Joined on 12/09/02
Pros: Does the job well. Nice build quality. Lots of manual customization options (though this could be a CON, depends how you look at it). Tons of resources online on getting this to work.
Cons: When placing calls from with line1 or SIP phone to PSTN, echo may be present for the local party (the remote party seems fine). Took quite a bit of fine tuning to get it to a reasonable level where it doesn't bother me. Upgrading firmware without a PC could be tricky (though there are ways to do it). Wish there was an application for MAC, like there is one for Windows.
Overall Review: Has worked well so far, no reboots, no crashes. Does get a little warm, but should not be a problem. I'm running this with Asterisk setup. Definitely requires a person either knowing what they're doing, or be open to do researching online for getting this to work as needed.
Makes a great pfsense router
Pros: Small form factor Can be used without fan (Intel Atom rated to 100C) Works well with pfsense (AMD64) No issues with video drivers on the latest build Plenty of horsepower for the SOHO job Low power consumption
Cons: HDD power cable could be longer - it reaches, but just barely Flimsy connection ports, but all I really need are the Network ports, which are fine Front power-light is very bright (but nothing that electrical tape can't handle)
Overall Review: Used for the pfsense build. Latest version as of this review (AMD64). Combined this with: * G.SKILL 4GB 204-Pin DDR3 SO-DIMM DDR3 1066 F3-8500CL7S-4GBSQ * SanDisk ReadyCache SDSSDRC-032G-G26 2.5" 32GB SATA III HDD power cable is very short, as others have mentioned -- but I was able to use it. CPU fan is louder than I'd like. I haven't measured what difference it makes, honestly, probably not a whole lot (cheap fan). Disconnected the fan - system runs at about 62-65C at nominal load, I haven't tried to load up the system at this time for further testing. This is well within the Intel Atom specs (100C) -- and also at ambient temperature of about 80-83F in the room. Performance is very good. Actually, for a SOHO application this is probably an overkill. I'm running all the basic services (DHCP, DNS, etc.), plus Squid proxy, SquidGuard, VPN, and snort with almost all rules turned on. CPU doesn't average above 5% utilization during normal browsing from 4-6 separate devices in the house simultaneously (YouTube, Netflix, work VPN connection, etc.). I have a 50/10 line (runs more like 57/12 mbps) - during full speed tests the CPU doesn't go above 15% utilization - most of that due to snort with all rules turned on (almost). Solid box so far. Happy.
Works as a standard SSD under linux.
Pros: Works as a standard SSD under linux Cheap
Cons: None at this time.

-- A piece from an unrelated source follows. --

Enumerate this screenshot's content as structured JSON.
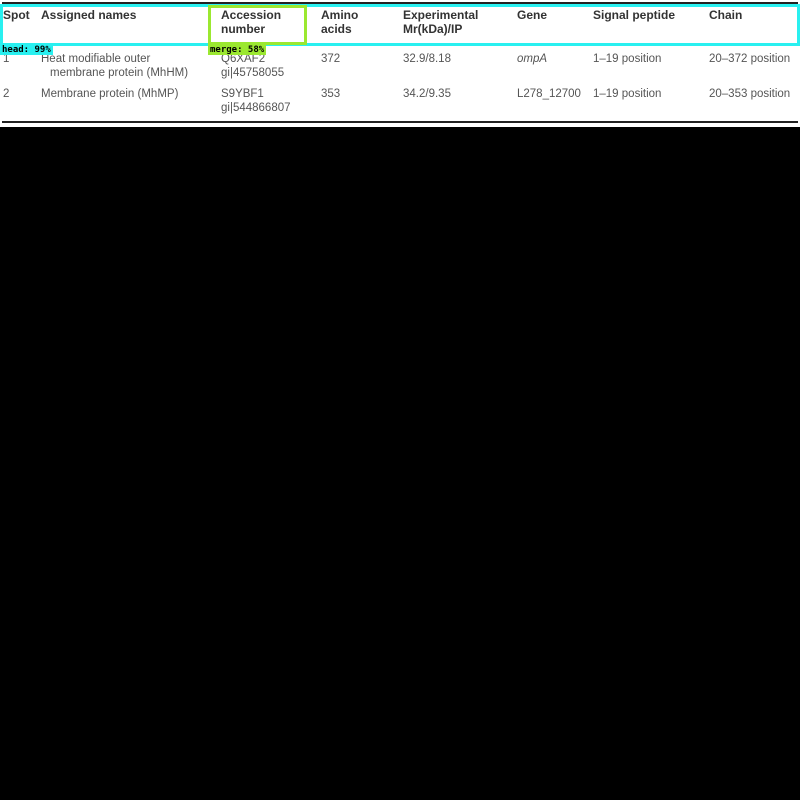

Overall Review: Bought to be installed into a pfsense box, as I was planning to run Squid proxy on it. Works as expected, no issues detected. Equipment: OEM Production 2550L2D-MxPC Intel NM10 Black Mini / Booksize Barebone System - OEM
So far a great AP
Pros: Great AP for the money. Does all of the WiFi duties well. Great signal. I live in a somewhat challenging environment for WiFi; in a building with cinder block/concrete walls, 5 GHz AP was not an option for me (the bricks would absorb the signal) -- but this unit is performing very well at 2.4. At -60 dBm signal I get MCS15 (130 Mbps) ... and that's 2 walls away from the unit (at 23dBm). Unfortunately there are legacy b/g units in the vicinity, hence 40 MHz wide channel is not possible on 2.4 GHz. This unit handles picking of the best possible channel and transmission rate quite well. I've used another unit (D-Link) in this apartment, and it would connect at 300 MBps, but due to all of the WiFi conflicts, the actual X-fer speeds would be a less than with this AP connected at 130 Mbps. In my case, leaving everything set to "Auto" makes for the best performance, I've tried to play around with settings manually, and came to the conclusion that "Auto" still provides the best performanc
Cons: While it has some advanced features that you won't find in a consumer-level products (generally), you still won't get all the extra advanced features of Cisco APs -- but in my case, I would never actually use any of them, so shelling out another $300+ would have been just silly. No other cons at this time.